The show is almost entirely shot on location all over Scotland, with very little green screen. “I think when people watch the show, they’ll fall in love with Scotland,” native Scotsman Sam Heughan tells us. “You’ll be amazed.” Caitriona Balfe agrees, saying, “There’s such a harsh climate there, and I think that really affects how people are and the realness and rawness of the story, so I think it was very important to everybody that we have that as an element in our show as well.”
Things Get DISTURBING.

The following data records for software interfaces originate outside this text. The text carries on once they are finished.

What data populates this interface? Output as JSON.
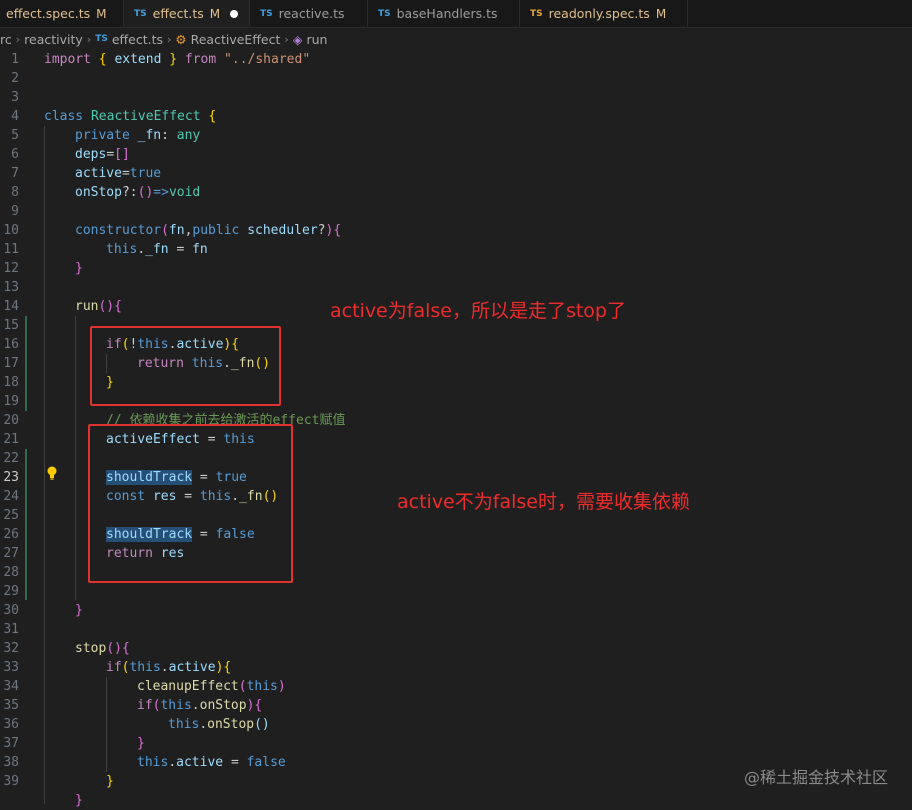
{
  "tabs": [
    {
      "name": "effect.spec.ts",
      "status": "M"
    },
    {
      "name": "effect.ts",
      "status": "M"
    },
    {
      "name": "reactive.ts"
    },
    {
      "name": "baseHandlers.ts"
    },
    {
      "name": "readonly.spec.ts",
      "status": "M"
    }
  ],
  "breadcrumb": {
    "root": "rc",
    "folder": "reactivity",
    "file_badge": "TS",
    "file": "effect.ts",
    "class": "ReactiveEffect",
    "method": "run"
  },
  "line_numbers": [
    "1",
    "2",
    "3",
    "4",
    "5",
    "6",
    "7",
    "8",
    "9",
    "10",
    "11",
    "12",
    "13",
    "14",
    "15",
    "16",
    "17",
    "18",
    "19",
    "20",
    "21",
    "22",
    "23",
    "24",
    "25",
    "26",
    "27",
    "28",
    "29",
    "30",
    "31",
    "32",
    "33",
    "34",
    "35",
    "36",
    "37",
    "38",
    "39"
  ],
  "code": {
    "l1": [
      "import",
      "{",
      "extend",
      "}",
      "from",
      "\"../shared\""
    ],
    "l4": [
      "class",
      "ReactiveEffect",
      "{"
    ],
    "l5": [
      "private",
      "_fn",
      ":",
      "any"
    ],
    "l6": [
      "deps",
      "=",
      "[]"
    ],
    "l7": [
      "active",
      "=",
      "true"
    ],
    "l8": [
      "onStop",
      "?:",
      "()",
      "=>",
      "void"
    ],
    "l10": [
      "constructor",
      "(",
      "fn",
      ",",
      "public",
      "scheduler",
      "?",
      ")",
      "{"
    ],
    "l11": [
      "this",
      ".",
      "_fn",
      "=",
      "fn"
    ],
    "l12": [
      "}"
    ],
    "l14": [
      "run",
      "(){"
    ],
    "l16": [
      "if",
      "(",
      "!",
      "this",
      ".",
      "active",
      "){"
    ],
    "l17": [
      "return",
      "this",
      ".",
      "_fn",
      "()"
    ],
    "l18": [
      "}"
    ],
    "l20": "// 依赖收集之前去给激活的effect赋值",
    "l21": [
      "activeEffect",
      "=",
      "this"
    ],
    "l23": [
      "shouldTrack",
      "=",
      "true"
    ],
    "l24": [
      "const",
      "res",
      "=",
      "this",
      ".",
      "_fn",
      "()"
    ],
    "l26": [
      "shouldTrack",
      "=",
      "false"
    ],
    "l27": [
      "return",
      "res"
    ],
    "l30": [
      "}"
    ],
    "l32": [
      "stop",
      "(){"
    ],
    "l33": [
      "if",
      "(",
      "this",
      ".",
      "active",
      "){"
    ],
    "l34": [
      "cleanupEffect",
      "(",
      "this",
      ")"
    ],
    "l35": [
      "if",
      "(",
      "this",
      ".",
      "onStop",
      "){"
    ],
    "l36": [
      "this",
      ".",
      "onStop",
      "()"
    ],
    "l37": [
      "}"
    ],
    "l38": [
      "this",
      ".",
      "active",
      "=",
      "false"
    ],
    "l39": [
      "}"
    ],
    "l40": [
      "}"
    ]
  },
  "annotations": {
    "top": "active为false，所以是走了stop了",
    "bottom": "active不为false时，需要收集依赖"
  },
  "watermark": "@稀土掘金技术社区",
  "colors": {
    "keyword": "#569cd6",
    "control": "#c586c0",
    "type": "#4ec9b0",
    "function": "#dcdcaa",
    "variable": "#9cdcfe",
    "string": "#ce9178",
    "comment": "#6a9955",
    "annotation_red": "#f02b2b"
  }
}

Violence, torture, rape. Outlander will venture into true Games of Thrones-esque territory (and then some!) before season one is over. The greatest offender, of course, is Black Jack (Tobias Menzies), the ancestor of Claire’s husband Frank. And anyone who has read the books will tell you that what he does to Claire and Jamie won’t be easily erased from your mind. “That character, I would argue, is a study of sadism,” Menzies says of Black Jack. “He’s interested in people’s boundaries, their pain thresholds, what they can handle. It’s a rather sickening investigation.” Bring your Tums. And a shot of Scotch.